Overall, “Clinical support and access to subject-area preparation are strong predictors of overall feelings of preparedness. Graduates of new preservice residencies and student teaching programs report feeling better prepared than those entering as interns or on emergency-style permits,” the report found. “However, access to higher-rated programs offering more clinical support varies, with half of Black and Native American candidates, as well as most special education candidates, entering without access to student teaching.”

Considerations for policymakers and practitioners suggested by LPI include:

  • Continuing to grow and improve access to high-quality preparation experiences and pathways, particularly for education specialists and historically underserved candidates of color.

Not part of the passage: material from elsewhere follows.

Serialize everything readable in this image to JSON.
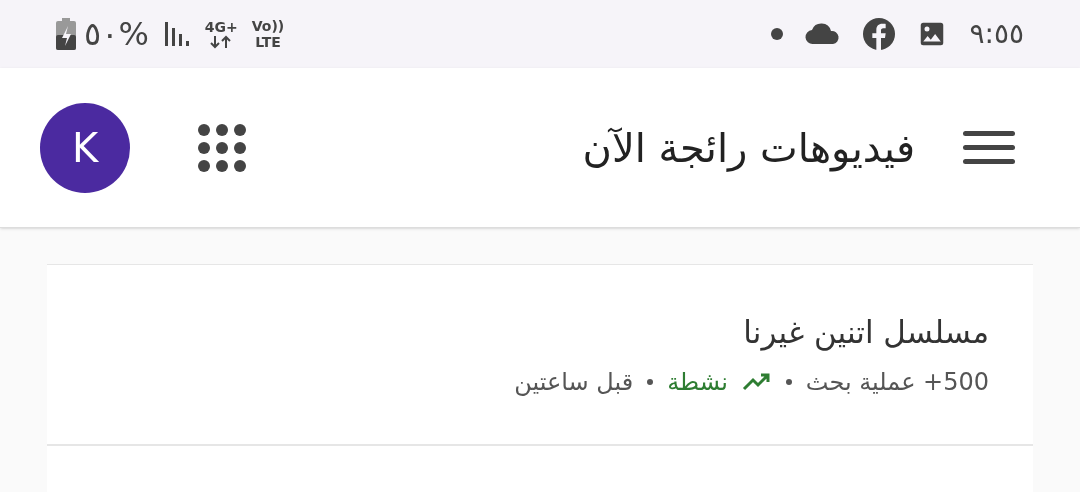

  • Increasing opportunities for teacher candidates to learn how to work with families and support the needs of English learners and students with disabilities by deepening coursework and clinical learning opportunities, supporting TPPs in redesigning their programs, and expanding access to dual credential programs.
  • Strengthening access to high-quality preparation by improving the quality of all pathways through the implementation and enforcement of CTC’s new accreditation framework.
  • Supporting TPPs in using their survey data for continuous improvement.